July 12, 2017—Want to eat your way to a healthier heart? The American Heart Association (AHA) offers this latest advice: Replace the saturated fat in your diet with poly- and mono-unsaturated vegetable oils. Doing so can reduce your risk of heart disease as much as taking a cholesterol-lowering drug.
The latest information
Cardiovascular disease is the leading cause of death in the world. Because there's a lot of information out there about diet, cardiovascular disease and cholesterol, the AHA put together an advisory committee to look at the research and assess what's accurate—and what isn't. After reviewing current evidence, the committee found that:
• Lowering saturated fat and replacing it with polyunsaturated vegetable oil can reduce cardiovascular disease by about 30 percent. That's the same result usually seen with taking a cholesterol-lowering drug called a statin.
Saturated fats are found in meat, full-fat dairy products and tropical oils, such as coconut and palm oils. Polyunsaturated fats are found in walnuts and in oils such as canola, corn and peanut oils. Monounsaturated fats are found in avocados; nuts such as almonds, cashews and pecans; and oils such as olive and safflower oils.
• Rates of cardiovascular disease don't decrease when saturated fats are replaced with refined carbohydrates and sugars.
• Coconut oil, a trendy ingredient right now, raises LDL cholesterol (the bad kind). Even though it's marketed as a health food, coconut oil is more than 80 percent saturated fat.
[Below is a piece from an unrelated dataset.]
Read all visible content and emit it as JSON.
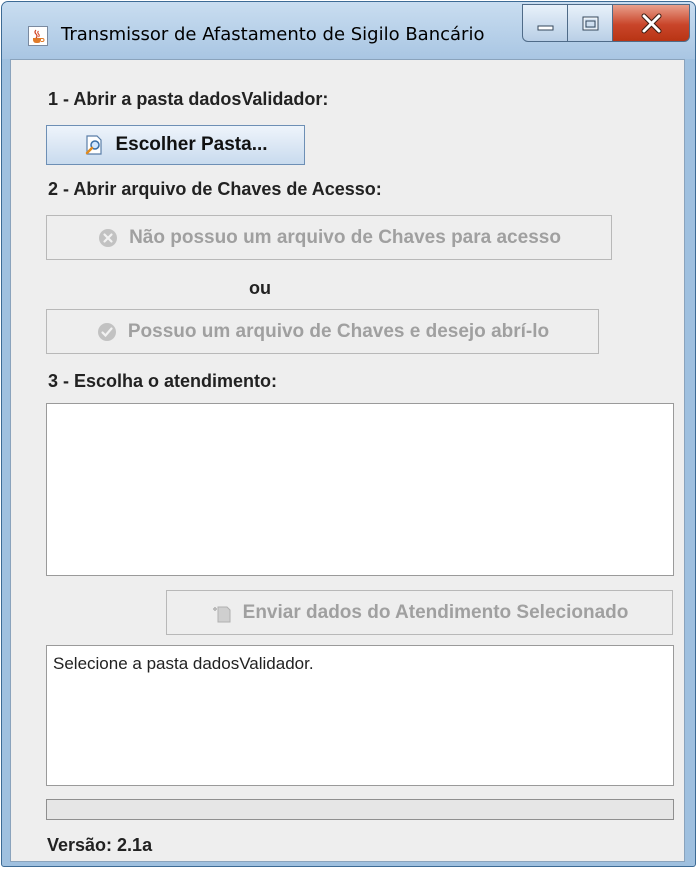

It raises cholesterol the same way as the saturated fats found in butter, beef fat and palm oil.
Want to learn more? Check out the advisory.
What you can do
People in East Asian and Mediterranean countries eat very little saturated fat. They also have low rates of cardiovascular disease. With this in mind, the AHA suggests following the Mediterranean-style diet outlined in the 2015&ndash2020 Dietary Guidelines for Americans or the DASH (Dietary Approaches to Stop Hypertension) dietary pattern.
Both of these diets are high in fresh fruits and vegetables. They include whole grains and moderate amounts of dairy, fish and poultry. Get the details about DASH from this handy PDF. And learn more about the Mediterranean-style diet in the online version of the guidelines.